Exercise description:
Each line below that includes the word "time" is to be reported.

(Dataset rows describing interfaces)
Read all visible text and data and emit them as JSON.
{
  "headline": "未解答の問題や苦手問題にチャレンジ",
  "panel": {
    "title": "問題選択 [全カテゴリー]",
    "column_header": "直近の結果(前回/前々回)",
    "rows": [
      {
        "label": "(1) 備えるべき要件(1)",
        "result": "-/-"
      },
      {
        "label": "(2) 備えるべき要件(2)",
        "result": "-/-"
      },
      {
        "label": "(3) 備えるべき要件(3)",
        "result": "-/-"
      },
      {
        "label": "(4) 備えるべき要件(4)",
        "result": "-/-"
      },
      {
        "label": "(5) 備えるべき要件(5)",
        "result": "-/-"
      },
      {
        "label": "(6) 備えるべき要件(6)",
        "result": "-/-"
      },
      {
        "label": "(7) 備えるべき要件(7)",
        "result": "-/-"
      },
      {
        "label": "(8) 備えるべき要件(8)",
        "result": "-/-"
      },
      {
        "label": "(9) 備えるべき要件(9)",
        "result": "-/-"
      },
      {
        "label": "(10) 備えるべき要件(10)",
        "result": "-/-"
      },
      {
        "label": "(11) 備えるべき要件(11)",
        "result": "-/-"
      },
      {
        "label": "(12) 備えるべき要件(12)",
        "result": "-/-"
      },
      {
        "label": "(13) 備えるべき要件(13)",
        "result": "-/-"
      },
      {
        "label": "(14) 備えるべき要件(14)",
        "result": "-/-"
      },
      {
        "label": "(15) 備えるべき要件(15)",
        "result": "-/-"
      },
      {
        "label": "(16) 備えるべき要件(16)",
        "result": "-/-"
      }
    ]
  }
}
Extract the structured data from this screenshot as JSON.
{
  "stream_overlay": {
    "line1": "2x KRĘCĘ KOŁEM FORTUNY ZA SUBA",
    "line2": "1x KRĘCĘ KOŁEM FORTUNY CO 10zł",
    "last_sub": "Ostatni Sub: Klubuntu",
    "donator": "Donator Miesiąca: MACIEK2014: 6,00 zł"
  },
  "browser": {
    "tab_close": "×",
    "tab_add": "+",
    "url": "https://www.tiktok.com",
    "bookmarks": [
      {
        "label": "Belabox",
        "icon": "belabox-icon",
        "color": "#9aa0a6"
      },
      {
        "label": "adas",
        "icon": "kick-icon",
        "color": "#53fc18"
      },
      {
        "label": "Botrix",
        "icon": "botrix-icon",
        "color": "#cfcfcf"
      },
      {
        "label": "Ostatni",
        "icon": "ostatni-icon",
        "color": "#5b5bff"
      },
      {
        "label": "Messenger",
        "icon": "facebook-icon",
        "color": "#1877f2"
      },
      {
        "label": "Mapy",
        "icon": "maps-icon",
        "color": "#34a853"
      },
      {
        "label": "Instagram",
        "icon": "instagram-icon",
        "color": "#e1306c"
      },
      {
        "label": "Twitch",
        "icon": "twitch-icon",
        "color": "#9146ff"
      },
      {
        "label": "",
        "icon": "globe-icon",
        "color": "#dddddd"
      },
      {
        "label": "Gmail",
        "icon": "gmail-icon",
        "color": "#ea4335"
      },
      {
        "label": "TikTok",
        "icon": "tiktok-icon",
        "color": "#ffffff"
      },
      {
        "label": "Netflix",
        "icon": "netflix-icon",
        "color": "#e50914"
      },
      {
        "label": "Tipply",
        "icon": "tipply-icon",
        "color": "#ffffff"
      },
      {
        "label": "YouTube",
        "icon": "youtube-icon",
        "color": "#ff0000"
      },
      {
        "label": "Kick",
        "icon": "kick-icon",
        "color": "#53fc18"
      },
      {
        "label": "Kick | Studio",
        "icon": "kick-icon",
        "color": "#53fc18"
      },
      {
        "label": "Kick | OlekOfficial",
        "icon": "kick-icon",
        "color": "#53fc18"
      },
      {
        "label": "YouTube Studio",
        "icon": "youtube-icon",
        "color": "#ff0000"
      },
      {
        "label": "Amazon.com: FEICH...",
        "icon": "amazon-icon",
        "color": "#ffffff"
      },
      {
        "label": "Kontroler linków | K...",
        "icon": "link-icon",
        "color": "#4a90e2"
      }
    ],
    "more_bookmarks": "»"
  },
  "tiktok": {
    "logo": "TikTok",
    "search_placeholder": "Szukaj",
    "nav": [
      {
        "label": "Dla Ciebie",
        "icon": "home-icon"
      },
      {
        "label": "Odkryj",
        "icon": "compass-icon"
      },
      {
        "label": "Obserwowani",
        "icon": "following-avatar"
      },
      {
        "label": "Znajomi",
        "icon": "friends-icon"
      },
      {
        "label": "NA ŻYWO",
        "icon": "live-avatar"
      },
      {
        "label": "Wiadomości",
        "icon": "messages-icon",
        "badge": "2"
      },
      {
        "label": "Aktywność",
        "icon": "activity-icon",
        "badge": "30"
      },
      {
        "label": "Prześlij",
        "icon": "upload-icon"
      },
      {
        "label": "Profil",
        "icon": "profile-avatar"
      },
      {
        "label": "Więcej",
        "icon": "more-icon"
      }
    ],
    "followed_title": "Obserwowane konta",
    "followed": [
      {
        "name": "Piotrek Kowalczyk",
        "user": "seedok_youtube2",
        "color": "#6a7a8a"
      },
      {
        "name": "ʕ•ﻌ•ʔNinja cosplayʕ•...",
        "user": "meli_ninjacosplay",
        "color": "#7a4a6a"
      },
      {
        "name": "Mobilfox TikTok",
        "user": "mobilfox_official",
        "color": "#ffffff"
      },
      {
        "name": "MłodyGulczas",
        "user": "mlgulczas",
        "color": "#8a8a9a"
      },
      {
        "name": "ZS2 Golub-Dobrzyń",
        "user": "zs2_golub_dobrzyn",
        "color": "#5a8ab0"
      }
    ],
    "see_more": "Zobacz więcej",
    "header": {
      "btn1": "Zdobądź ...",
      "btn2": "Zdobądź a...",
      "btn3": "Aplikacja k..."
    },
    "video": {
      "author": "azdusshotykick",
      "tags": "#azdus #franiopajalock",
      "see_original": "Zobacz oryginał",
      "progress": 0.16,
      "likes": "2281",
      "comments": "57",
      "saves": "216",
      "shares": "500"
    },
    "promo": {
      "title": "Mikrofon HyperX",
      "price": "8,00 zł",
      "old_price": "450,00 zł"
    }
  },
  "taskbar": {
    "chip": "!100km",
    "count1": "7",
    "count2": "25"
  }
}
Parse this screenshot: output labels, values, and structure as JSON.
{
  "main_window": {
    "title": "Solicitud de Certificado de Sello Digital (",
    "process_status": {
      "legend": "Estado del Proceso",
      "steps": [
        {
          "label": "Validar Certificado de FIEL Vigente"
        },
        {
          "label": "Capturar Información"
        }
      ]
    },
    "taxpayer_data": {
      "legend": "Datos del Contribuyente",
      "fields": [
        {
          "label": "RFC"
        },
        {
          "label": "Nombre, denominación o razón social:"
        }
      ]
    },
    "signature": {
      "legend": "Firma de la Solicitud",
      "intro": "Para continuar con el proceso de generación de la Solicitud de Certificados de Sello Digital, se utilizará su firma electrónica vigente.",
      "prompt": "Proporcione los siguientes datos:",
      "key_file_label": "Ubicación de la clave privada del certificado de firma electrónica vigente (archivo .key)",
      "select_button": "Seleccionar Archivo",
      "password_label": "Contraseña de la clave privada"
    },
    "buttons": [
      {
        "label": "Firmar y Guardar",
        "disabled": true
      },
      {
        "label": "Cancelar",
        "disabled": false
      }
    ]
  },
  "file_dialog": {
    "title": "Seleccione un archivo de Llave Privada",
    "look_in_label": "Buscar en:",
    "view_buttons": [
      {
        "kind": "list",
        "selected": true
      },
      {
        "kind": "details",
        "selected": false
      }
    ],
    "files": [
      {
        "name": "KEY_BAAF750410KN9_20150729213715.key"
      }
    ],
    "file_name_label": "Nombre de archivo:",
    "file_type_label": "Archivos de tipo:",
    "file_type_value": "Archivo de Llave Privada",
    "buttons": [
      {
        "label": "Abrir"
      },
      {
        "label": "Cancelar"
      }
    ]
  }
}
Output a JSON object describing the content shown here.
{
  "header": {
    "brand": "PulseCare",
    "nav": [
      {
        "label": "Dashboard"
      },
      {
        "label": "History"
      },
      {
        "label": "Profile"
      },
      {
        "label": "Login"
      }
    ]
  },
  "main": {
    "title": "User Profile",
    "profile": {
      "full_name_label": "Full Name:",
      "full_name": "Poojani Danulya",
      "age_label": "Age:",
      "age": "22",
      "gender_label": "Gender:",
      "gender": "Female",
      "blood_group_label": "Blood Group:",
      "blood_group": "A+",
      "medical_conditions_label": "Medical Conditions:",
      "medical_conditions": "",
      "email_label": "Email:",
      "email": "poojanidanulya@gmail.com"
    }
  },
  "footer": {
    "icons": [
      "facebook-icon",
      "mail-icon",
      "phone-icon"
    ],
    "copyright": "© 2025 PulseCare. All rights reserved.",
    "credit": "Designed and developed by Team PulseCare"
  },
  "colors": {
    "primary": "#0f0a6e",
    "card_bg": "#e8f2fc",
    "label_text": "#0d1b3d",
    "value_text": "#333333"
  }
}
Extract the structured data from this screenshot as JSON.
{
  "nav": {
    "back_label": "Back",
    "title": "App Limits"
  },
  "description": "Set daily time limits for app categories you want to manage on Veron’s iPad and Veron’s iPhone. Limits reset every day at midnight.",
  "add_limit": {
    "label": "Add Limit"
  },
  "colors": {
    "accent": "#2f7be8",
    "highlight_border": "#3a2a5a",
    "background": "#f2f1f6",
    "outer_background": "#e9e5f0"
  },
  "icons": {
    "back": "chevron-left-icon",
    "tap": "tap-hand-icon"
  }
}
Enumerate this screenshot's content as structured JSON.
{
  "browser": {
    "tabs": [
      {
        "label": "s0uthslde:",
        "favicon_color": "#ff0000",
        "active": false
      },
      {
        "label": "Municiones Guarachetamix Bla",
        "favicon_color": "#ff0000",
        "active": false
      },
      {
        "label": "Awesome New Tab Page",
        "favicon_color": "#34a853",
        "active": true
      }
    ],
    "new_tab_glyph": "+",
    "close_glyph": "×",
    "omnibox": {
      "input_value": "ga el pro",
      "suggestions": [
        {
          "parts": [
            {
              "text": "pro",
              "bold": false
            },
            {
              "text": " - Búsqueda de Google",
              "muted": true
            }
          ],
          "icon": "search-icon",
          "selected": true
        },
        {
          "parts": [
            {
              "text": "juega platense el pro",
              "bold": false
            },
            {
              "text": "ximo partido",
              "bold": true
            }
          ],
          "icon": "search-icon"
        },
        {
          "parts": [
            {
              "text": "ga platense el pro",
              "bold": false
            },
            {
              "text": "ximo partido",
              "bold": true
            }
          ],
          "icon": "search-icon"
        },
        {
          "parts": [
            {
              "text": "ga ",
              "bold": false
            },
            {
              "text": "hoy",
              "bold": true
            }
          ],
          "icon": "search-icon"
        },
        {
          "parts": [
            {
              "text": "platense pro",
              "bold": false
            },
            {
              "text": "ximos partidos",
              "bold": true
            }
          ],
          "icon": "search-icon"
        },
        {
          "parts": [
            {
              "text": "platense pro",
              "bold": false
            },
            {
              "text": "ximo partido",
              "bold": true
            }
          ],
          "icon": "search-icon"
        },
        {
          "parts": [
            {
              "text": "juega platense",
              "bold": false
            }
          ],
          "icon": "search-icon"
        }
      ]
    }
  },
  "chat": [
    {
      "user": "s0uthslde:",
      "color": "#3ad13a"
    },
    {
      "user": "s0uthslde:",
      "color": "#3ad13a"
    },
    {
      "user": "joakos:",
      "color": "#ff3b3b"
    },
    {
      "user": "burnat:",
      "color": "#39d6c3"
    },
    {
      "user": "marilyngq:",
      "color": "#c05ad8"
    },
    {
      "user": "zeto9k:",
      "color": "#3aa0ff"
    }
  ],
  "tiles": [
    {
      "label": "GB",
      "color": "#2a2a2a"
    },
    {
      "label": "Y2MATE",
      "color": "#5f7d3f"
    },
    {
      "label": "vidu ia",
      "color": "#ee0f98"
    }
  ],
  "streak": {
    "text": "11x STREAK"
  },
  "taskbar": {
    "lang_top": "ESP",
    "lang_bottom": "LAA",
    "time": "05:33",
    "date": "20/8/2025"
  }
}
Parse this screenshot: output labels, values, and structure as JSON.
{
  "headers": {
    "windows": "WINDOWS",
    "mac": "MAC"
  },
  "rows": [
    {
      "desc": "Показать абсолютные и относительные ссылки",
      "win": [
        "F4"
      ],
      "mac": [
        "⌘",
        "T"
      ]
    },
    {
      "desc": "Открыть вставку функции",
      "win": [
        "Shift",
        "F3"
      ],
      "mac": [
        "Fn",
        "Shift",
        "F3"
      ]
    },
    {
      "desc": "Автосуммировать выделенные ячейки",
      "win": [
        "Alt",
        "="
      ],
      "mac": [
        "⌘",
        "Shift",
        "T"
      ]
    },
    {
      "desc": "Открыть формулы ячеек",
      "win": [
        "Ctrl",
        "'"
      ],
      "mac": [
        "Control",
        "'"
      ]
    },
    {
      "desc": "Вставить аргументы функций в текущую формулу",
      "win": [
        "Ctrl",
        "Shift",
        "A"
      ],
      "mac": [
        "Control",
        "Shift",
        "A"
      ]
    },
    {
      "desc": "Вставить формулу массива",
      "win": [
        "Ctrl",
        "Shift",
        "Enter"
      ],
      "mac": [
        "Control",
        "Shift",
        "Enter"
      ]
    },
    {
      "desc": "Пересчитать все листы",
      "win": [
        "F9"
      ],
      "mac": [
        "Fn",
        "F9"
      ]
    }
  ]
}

Response to the exercise:
  "description": "Set daily time limits for app categories you want to manage on Veron’s iPad and Veron’s iPhone. Limits reset every day at midnight.",
    "time": "05:33",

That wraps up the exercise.